Select your language of interest to view the total content in your interested language
Post your comment

Share This Article

Relevant Topics

Recommended Conferences

Article Usage

  • Total views: 194
  • [From(publication date):
    June-2017 - Aug 24, 2017]
  • Breakdown by view type
  • HTML page views : 170
  • PDF downloads :24

Post your comment

captcha   Reload  Can't read the image? click here to refresh

Peer Reviewed Journals
Make the best use of Scientific Research and information from our 700 + peer reviewed, Open Access Journals
International Conferences 2017-18
Meet Inspiring Speakers and Experts at our 3000+ Global Annual Meetings

Contact Us

Agri, Food, Aqua and Veterinary Science Journals

Dr. Krish

[email protected]

1-702-714-7001 Extn: 9040

Clinical and Biochemistry Journals

Datta A

[email protected]

1-702-714-7001Extn: 9037

Business & Management Journals


[email protected]

1-702-714-7001Extn: 9042

Chemical Engineering and Chemistry Journals

Gabriel Shaw

[email protected]

1-702-714-7001 Extn: 9040

Earth & Environmental Sciences

Katie Wilson

[email protected]

1-702-714-7001Extn: 9042

Engineering Journals

James Franklin

[email protected]

1-702-714-7001Extn: 9042

General Science and Health care Journals

Andrea Jason

[email protected]

1-702-714-7001Extn: 9043

Genetics and Molecular Biology Journals

Anna Melissa

[email protected]

1-702-714-7001 Extn: 9006

Immunology & Microbiology Journals

David Gorantl

[email protected]

1-702-714-7001Extn: 9014

Informatics Journals

Stephanie Skinner

[email protected]

1-702-714-7001Extn: 9039

Material Sciences Journals

Rachle Green

[email protected]

1-702-714-7001Extn: 9039

Mathematics and Physics Journals

Jim Willison

[email protected]

1-702-714-7001 Extn: 9042

Medical Journals

Nimmi Anna

[email protected]

1-702-714-7001 Extn: 9038

Neuroscience & Psychology Journals

Nathan T

[email protected]

1-702-714-7001Extn: 9041

Pharmaceutical Sciences Journals

John Behannon

[email protected]

1-702-714-7001Extn: 9007

Social & Political Science Journals

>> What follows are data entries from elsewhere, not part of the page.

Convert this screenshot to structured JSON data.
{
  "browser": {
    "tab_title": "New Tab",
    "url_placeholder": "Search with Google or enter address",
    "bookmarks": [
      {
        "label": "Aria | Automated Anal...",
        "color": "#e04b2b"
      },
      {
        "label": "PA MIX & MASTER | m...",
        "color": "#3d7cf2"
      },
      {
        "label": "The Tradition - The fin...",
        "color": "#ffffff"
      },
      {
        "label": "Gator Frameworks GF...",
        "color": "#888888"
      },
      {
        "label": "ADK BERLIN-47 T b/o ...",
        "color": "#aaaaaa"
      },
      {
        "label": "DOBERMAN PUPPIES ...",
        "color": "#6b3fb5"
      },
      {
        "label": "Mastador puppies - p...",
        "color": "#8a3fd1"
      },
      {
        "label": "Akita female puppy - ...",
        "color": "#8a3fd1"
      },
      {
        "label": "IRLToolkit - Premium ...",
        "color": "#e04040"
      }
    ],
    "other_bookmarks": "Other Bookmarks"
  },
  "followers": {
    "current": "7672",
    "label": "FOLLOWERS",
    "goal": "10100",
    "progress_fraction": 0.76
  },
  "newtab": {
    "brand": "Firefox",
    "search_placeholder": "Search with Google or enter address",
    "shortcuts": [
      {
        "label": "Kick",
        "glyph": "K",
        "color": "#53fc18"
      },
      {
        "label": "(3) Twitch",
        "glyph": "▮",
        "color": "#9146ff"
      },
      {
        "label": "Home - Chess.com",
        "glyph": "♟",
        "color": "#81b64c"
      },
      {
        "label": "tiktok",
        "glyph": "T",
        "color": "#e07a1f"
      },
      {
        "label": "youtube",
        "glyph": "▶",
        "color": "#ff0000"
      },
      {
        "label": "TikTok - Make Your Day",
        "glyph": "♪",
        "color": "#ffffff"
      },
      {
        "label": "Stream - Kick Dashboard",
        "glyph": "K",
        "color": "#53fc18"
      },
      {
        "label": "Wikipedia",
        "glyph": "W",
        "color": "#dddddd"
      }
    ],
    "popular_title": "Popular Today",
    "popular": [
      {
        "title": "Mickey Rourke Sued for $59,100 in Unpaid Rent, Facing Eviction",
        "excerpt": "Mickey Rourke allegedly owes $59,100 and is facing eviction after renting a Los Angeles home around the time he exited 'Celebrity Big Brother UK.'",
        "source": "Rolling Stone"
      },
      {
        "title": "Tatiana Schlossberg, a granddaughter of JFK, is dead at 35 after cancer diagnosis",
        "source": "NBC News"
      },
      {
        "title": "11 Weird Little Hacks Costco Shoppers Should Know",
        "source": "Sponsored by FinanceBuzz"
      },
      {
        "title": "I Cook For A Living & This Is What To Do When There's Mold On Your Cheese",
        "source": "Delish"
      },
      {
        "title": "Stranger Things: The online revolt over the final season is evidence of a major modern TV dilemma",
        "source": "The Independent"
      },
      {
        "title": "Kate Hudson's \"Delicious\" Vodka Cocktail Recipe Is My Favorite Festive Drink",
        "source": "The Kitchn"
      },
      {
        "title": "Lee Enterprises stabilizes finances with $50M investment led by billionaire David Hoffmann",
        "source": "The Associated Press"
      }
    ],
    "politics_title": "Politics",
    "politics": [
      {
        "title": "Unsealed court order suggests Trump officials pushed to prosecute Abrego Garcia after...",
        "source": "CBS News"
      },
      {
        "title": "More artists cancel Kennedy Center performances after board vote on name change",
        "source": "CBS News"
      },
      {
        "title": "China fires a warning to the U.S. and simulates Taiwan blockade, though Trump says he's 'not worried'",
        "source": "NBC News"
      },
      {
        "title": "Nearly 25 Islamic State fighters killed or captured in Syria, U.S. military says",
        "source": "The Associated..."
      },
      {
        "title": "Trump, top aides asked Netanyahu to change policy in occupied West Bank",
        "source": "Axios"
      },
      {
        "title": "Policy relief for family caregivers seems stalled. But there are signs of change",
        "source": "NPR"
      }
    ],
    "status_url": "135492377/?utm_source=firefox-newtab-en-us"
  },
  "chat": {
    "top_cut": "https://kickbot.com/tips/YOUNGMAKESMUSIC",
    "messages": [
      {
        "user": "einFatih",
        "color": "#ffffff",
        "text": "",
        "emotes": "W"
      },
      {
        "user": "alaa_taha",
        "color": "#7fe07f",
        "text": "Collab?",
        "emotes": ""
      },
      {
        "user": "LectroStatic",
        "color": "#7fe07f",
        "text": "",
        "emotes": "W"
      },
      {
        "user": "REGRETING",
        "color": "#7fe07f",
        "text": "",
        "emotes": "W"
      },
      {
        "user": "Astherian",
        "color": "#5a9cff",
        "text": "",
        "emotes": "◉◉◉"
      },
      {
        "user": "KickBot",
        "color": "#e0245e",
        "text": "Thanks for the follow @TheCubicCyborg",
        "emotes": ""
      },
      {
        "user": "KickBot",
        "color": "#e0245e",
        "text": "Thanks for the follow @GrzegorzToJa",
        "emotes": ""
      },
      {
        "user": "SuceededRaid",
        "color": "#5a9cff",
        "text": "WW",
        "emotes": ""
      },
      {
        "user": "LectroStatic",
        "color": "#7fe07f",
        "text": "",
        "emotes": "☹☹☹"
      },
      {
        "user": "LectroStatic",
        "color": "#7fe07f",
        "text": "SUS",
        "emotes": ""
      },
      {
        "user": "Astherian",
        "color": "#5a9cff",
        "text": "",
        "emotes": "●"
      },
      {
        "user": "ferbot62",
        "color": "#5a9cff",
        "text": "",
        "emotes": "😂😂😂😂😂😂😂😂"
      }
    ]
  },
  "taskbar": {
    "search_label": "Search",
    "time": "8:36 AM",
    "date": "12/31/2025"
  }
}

Steve Harry

[email protected]

1-702-714-7001 Extn: 9042

© 2008-2017 OMICS International - Open Access Publisher. Best viewed in Mozilla Firefox | Google Chrome | Above IE 7.0 version